▶ WHAT THE TASK REQUIRES:
The complete listing, repeated precisely, must form the answer.

▶ EXERCISE INPUT:
■ ■ ■
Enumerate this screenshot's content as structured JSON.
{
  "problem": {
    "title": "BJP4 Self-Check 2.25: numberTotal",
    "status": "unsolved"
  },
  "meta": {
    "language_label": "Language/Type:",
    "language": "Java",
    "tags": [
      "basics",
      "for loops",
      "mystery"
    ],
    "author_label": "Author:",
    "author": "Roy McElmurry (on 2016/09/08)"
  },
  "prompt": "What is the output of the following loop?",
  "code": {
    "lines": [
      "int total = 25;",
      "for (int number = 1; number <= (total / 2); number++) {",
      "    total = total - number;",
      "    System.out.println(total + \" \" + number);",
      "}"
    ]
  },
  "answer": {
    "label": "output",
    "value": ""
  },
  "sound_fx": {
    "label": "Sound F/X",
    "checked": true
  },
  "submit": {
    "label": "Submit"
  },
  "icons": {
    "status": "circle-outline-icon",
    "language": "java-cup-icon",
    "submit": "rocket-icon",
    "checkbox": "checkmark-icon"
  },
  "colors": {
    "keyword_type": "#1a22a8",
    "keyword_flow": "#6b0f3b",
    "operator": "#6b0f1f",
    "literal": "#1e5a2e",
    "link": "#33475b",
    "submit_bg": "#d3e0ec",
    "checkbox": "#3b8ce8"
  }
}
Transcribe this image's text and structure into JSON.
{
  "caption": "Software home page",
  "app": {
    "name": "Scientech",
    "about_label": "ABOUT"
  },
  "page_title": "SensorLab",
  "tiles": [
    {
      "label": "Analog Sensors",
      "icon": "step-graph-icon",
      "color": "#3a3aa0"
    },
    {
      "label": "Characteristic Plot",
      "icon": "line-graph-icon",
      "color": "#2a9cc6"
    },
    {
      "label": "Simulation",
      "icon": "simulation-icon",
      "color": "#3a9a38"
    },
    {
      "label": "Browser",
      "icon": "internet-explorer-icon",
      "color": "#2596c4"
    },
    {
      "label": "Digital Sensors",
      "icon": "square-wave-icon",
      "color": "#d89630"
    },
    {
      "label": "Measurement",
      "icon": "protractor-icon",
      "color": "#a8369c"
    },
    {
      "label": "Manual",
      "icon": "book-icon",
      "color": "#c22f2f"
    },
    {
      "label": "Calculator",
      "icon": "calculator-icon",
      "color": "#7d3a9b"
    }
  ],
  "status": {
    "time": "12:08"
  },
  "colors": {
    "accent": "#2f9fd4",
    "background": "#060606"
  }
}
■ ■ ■
▶ OUTPUT FOR THIS TASK:
Enumerate this screenshot's content as structured JSON.
{
  "problem": {
    "title": "BJP4 Self-Check 2.25: numberTotal",
    "status": "unsolved"
  },
  "meta": {
    "language_label": "Language/Type:",
    "language": "Java",
    "tags": [
      "basics",
      "for loops",
      "mystery"
    ],
    "author_label": "Author:",
    "author": "Roy McElmurry (on 2016/09/08)"
  },
  "prompt": "What is the output of the following loop?",
  "code": {
    "lines": [
      "int total = 25;",
      "for (int number = 1; number <= (total / 2); number++) {",
      "    total = total - number;",
      "    System.out.println(total + \" \" + number);",
      "}"
    ]
  },
  "answer": {
    "label": "output",
    "value": ""
  },
  "sound_fx": {
    "label": "Sound F/X",
    "checked": true
  },
  "submit": {
    "label": "Submit"
  },
  "icons": {
    "status": "circle-outline-icon",
    "language": "java-cup-icon",
    "submit": "rocket-icon",
    "checkbox": "checkmark-icon"
  },
  "colors": {
    "keyword_type": "#1a22a8",
    "keyword_flow": "#6b0f3b",
    "operator": "#6b0f1f",
    "literal": "#1e5a2e",
    "link": "#33475b",
    "submit_bg": "#d3e0ec",
    "checkbox": "#3b8ce8"
  }
}
Transcribe this image's text and structure into JSON.
{
  "caption": "Software home page",
  "app": {
    "name": "Scientech",
    "about_label": "ABOUT"
  },
  "page_title": "SensorLab",
  "tiles": [
    {
      "label": "Analog Sensors",
      "icon": "step-graph-icon",
      "color": "#3a3aa0"
    },
    {
      "label": "Characteristic Plot",
      "icon": "line-graph-icon",
      "color": "#2a9cc6"
    },
    {
      "label": "Simulation",
      "icon": "simulation-icon",
      "color": "#3a9a38"
    },
    {
      "label": "Browser",
      "icon": "internet-explorer-icon",
      "color": "#2596c4"
    },
    {
      "label": "Digital Sensors",
      "icon": "square-wave-icon",
      "color": "#d89630"
    },
    {
      "label": "Measurement",
      "icon": "protractor-icon",
      "color": "#a8369c"
    },
    {
      "label": "Manual",
      "icon": "book-icon",
      "color": "#c22f2f"
    },
    {
      "label": "Calculator",
      "icon": "calculator-icon",
      "color": "#7d3a9b"
    }
  ],
  "status": {
    "time": "12:08"
  },
  "colors": {
    "accent": "#2f9fd4",
    "background": "#060606"
  }
}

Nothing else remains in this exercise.